The havoc on the season is the most obvious challenge that many student-athletes faced — with some seniors losing their last year of sports — but what isn’t as obvious is the effect COVID-19 has had on recruiting; especially for those in the 2021 and 2022 classes.
During a press conference on Early National Signing Day, University of Central Florida head coach Josh Heupel revealed how his Knights football program was dealing with recruiting. Unlike previous years, the program only had a handful of commits from Florida and cast out a larger net.
“Obviously (it was) a really unique year as far as recruiting and your ability to have in-person contact and be able to sit with them and their family at their home — or have them in for official visits,” Heupel said. “But through the unique process of recruiting this year, I do feel like I got a chance to really get to know kids and find out their make-up and kind of find out what their drive is as well.”
In fact, in-person recruiting visits for Division I programs is on hold until April 15 — something that significantly affects the 2022 class.
But even bigger: The NCAA approved to give all collegiate athletes — Division I to III, NAIA and NJCAA — an extra year of eligibility. Although many coaches support the extra year, it has created a headache for both colleges and high school athletes looking to play at the next level.

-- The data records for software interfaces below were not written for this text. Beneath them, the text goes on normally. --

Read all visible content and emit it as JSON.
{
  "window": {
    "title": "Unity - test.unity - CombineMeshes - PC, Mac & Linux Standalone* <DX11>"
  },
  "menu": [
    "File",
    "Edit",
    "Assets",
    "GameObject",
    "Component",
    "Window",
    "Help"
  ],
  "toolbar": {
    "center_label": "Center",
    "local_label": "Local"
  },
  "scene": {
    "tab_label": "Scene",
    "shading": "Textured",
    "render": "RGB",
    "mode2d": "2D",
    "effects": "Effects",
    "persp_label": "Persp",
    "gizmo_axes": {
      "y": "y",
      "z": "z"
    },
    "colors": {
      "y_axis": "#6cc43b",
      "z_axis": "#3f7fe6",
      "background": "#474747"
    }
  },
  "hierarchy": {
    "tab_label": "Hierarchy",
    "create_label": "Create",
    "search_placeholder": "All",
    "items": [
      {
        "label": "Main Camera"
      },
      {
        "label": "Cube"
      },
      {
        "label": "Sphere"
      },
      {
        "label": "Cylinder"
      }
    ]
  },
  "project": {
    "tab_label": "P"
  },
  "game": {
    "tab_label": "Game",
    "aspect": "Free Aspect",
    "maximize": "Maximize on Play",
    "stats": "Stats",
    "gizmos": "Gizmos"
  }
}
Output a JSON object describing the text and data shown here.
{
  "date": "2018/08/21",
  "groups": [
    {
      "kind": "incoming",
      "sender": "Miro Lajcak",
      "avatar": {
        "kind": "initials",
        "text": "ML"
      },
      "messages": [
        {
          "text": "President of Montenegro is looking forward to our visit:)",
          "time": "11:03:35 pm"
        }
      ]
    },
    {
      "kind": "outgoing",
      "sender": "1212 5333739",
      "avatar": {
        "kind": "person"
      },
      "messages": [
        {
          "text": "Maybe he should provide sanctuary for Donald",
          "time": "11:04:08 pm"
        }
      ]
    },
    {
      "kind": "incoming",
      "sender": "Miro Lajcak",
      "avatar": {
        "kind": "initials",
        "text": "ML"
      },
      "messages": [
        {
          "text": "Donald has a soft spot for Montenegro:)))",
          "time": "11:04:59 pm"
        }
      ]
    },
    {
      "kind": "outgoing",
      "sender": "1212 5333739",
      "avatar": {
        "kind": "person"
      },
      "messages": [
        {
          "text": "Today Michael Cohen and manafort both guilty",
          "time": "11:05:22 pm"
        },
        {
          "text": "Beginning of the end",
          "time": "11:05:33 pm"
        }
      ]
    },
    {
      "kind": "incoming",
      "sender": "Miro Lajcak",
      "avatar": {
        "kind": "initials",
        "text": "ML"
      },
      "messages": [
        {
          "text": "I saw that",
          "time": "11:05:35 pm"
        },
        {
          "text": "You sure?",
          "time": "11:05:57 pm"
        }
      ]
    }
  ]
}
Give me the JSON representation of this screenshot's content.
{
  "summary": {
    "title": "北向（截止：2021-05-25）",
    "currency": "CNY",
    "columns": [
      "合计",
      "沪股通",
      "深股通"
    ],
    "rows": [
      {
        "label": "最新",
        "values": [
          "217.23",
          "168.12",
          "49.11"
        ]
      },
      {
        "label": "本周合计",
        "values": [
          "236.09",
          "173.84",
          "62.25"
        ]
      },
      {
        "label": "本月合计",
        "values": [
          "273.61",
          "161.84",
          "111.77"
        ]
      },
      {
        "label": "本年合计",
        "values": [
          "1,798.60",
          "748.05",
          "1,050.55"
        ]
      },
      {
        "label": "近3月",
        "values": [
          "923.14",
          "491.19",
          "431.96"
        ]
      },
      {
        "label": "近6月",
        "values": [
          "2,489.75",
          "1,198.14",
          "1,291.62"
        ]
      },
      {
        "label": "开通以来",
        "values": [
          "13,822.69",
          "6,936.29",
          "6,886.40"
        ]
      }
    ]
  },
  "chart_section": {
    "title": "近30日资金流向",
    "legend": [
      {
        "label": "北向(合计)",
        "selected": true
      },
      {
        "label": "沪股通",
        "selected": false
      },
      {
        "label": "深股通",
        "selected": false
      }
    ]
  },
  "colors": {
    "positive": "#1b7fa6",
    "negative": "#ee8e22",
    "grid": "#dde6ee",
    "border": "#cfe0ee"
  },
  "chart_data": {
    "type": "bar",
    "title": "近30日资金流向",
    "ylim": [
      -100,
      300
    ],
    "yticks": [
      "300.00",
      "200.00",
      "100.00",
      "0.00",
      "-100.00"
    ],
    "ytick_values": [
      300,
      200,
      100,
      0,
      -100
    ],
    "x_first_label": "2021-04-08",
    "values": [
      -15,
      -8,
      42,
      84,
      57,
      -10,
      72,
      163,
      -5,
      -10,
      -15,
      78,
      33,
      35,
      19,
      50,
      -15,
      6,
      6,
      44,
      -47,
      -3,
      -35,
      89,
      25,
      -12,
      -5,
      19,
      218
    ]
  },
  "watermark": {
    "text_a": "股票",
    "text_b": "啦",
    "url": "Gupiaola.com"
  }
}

“It really hurts teams like FCS and Division II, because all of these schools — even NAIA — have granted the extra year of eligibility,” said Brad Lord, who now serves as the football operations and athletic collegiate placement director at Foundation Academy. “Now, some of the big schools are talking their seniors out of coming back for the extra year. But say it’s a Power 5 school and they have 35 scholarships available for freshmen. Depending on how many seniors stay for the extra year of eligibility and who they want to stay for the extra year, that number (35) could be cut in half. So the effects are major.”
Because of this and lost revenue, there won’t be nearly as much money available, which means fewer options than what there normally would be, said Windermere Prep basketball coach Brian Hoff.
Hoff said he believed the Class of 2021 will feel the most effects. However, the Class of 2022 also will suffer consequences in changes to recruiting.
Normally, the recruiting process really starts during an athlete’s junior season. However, that hasn’t been the case for today’s juniors.
“Typically in the fall, we would have had college coaches in and out of our gym, and with COVID this year, that couldn’t happen,” Hoff said. “Our two juniors who are playing a ton of minutes right now — Jayden Williams and Drew Kousaie — would be on the radar for some folks. It’s changed; we’re going to have to do more by film until they can get out.”
What’s more, some athletes may decide to go the junior college or prep school route to get in some extra experience and make up for lost playing time before transferring to a higher level. That option also means that the transfer portal will factor into the recruiting process.
“That transfer portal is going to go absolutely nuts,” Lord said. “That’s the other thing that coaches will have to see — who is going into the portal before they offer the freshmen. What I see is recruiting will be behind.”
INTO THE UNKNOWN
As the winter sports season continues into 2021, the start of the spring season now is upon us, and right now, the county is still figuring out its plans for the new year, Patterson said.
“We’re preparing for the spring that we are going to be in the same climate we currently are,” Patterson said. “Our spring sports start right when we get back from the winter break, so we are finalizing our guidelines now, and that will be presented to the group here within Orange County.”
While the county looks to keep seasons as safe as possible, there’s no doubt that games will be canceled — something many schools such as Windermere Prep already have experienced. Although the Lakers haven’t had any issues with COVID-19, other programs they were supposed to face have, leading to canceled games.
Just as it has been for the last several months, nothing in the future is certain, and that requires patience and a flexibility to get things done safely. At this point, that’s all they can ask for, Hoff said.
“We have our protocols that we adhere to pretty strictly,” Hoff said. “All the administrators and all of the coaches around town are doing a good job just getting games in as safely as possible, and I’m happy to see it for the kids.”